International standards for pedestrian crash mitigation tests have existed since way back in 2008. NHTSA updated their New Car Assessment program in the same year, but chose not to adopt a process that could have saved countless pedestrian lives.
The role that vehicle design plays in our pedestrian death crisis had gotten substantial attention from researchers in the last few years, even if it hasn’t resulted in the kind of urgent policy action that data suggests we need. In particular, the rising popularity of SUVs and light trucks has experts worried: the probability of death for a pedestrian who gets hit by a larger-than-average vehicle is 3.4 times higher than one who gets hit by a smaller passenger car, in large part because an urban assault vehicle is more likely to strike a walker at the head or neck level.
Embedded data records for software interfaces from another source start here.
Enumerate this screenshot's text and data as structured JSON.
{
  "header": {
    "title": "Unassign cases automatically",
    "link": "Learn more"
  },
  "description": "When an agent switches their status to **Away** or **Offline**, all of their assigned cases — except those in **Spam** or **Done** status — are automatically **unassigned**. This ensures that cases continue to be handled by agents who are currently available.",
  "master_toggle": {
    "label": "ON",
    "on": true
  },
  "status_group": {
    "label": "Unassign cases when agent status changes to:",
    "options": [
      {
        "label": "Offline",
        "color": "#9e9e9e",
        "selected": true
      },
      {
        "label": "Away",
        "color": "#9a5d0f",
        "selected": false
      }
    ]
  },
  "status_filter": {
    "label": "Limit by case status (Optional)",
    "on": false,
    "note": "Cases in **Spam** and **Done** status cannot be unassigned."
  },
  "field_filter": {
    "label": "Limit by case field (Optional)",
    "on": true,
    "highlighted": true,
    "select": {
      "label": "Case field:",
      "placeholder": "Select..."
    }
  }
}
Unsurprisingly, as huge cars became increasingly popular since 2008, SUV-involved pedestrian fatalities have risen 68 percent— faster than any other body style.
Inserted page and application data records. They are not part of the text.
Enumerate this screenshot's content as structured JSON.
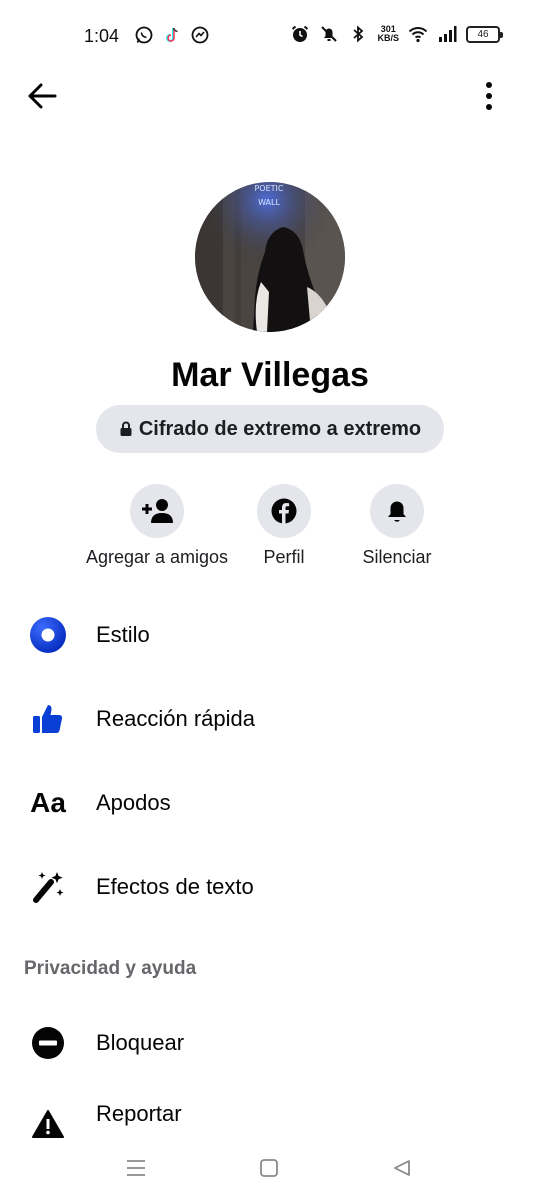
{
  "status_bar": {
    "time": "1:04",
    "net_speed_value": "301",
    "net_speed_unit": "KB/S",
    "battery": "46",
    "icons": [
      "whatsapp-icon",
      "tiktok-icon",
      "messenger-icon",
      "alarm-icon",
      "mute-icon",
      "bluetooth-icon",
      "wifi-icon",
      "signal-icon"
    ]
  },
  "header": {
    "back_icon": "arrow-left-icon",
    "more_icon": "more-vertical-icon"
  },
  "profile": {
    "avatar_sign_line1": "POETIC",
    "avatar_sign_line2": "WALL",
    "name": "Mar Villegas",
    "encryption_label": "Cifrado de extremo a extremo"
  },
  "actions": [
    {
      "label": "Agregar a amigos",
      "icon": "add-friend-icon"
    },
    {
      "label": "Perfil",
      "icon": "facebook-icon"
    },
    {
      "label": "Silenciar",
      "icon": "bell-icon"
    }
  ],
  "menu": [
    {
      "label": "Estilo",
      "icon": "theme-icon"
    },
    {
      "label": "Reacción rápida",
      "icon": "thumbs-up-icon"
    },
    {
      "label": "Apodos",
      "icon": "aa-text-icon",
      "icon_text": "Aa"
    },
    {
      "label": "Efectos de texto",
      "icon": "magic-wand-icon"
    }
  ],
  "privacy": {
    "header": "Privacidad y ayuda",
    "items": [
      {
        "label": "Bloquear",
        "icon": "block-icon"
      },
      {
        "label": "Reportar",
        "icon": "warning-icon"
      }
    ]
  },
  "nav": {
    "icons": [
      "menu-nav-icon",
      "home-nav-icon",
      "back-nav-icon"
    ]
  },
  "colors": {
    "accent": "#0a3fd6",
    "pill_bg": "#e4e6eb",
    "secondary_text": "#65676b"
  }
}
Given the wild popularity and profitability of their deadliest models, it’s not hard to speculate on why NHTSA might have slow-walked the path to enhanced pedestrian safety standards for vehicles. The automotive industry spent 69 million dollars on lobbyists last year — more than commercial banks spent on their efforts to influence Congress.
The GAO also thinks that U.S. automakers’ relatively slow adoption of pedestrian detection systems on newer vehicles also plays a role in the death toll. Techy solutions like pedestrian automatic emergency braking and audible “crash mitigation features” (a.k.a. an alarm that squeals at you when your car is approaching a body) are at the core of the most recent United Nations vehicle safety standards. The technology is far from perfect — automatic braking only prevented about 38 percent of rear-end crashes even at slow speeds, according to one study — but it’s still a useful tool.
But the U.S. currently leaves it up to automakers to determine whether they should adopt the technology on their cars — and allows them to charge customers more for the optional safety feature. Only 47 percent of 2019 vehicle models even offered both crash mitigation and auto-braking features, and in 23 percent of models, these features were add-ons.
But what’s even more troubling about the GAO’s report is just how often vehicle design simply can’t save pedestrian lives — because cars are still inherently dangerous machines, even if we design some of them to be a little friendlier to pedestrians than others.
In particular, the agency pointed out that since 2008, pedestrian-involved crashes had increased most among drivers traveling more than 30 miles per hour — a factor that has little to do with vehicle design, especially on American cars, which do not employ the kind of speed limiters that are becoming increasingly common in Europe.
And even if speed limiters (and every other vehicle design-based pedestrian safety solution) were slapped on new cars tomorrow, that doesn’t mean that our roads would instantly be safer – because we’d need to wait for the older, more dangerous models to age off the streets. As the GAO identified in its report, vehicle-pedestrian crashes that involved new cars were less likely to be fatal than crashes involving cars that were 11 years old or olde, because new cars are more likely to have advanced pedestrian detection technology — which is imperfect, but better than nothing.
Th agency also suspects there are other vehicle design factors making our pedestrian death crisis worse — but we don’t know about them, because pedestrian crash reporting is so spotty.
“Collecting and analyzing data on the causes of vehicle-pedestrian crashes to identify the role of vehicle characteristics should be our first priority,” said the GAO’s Director of Physical Infrastructure Issues Andrew Von Ah.
But until we implement more holistic solutions to curb pedestrian deaths, the very least we can do is give the NCAP a long-overdue update — and finally force automakers to spare a thought for pedestrian safety. Call your legislators, folks.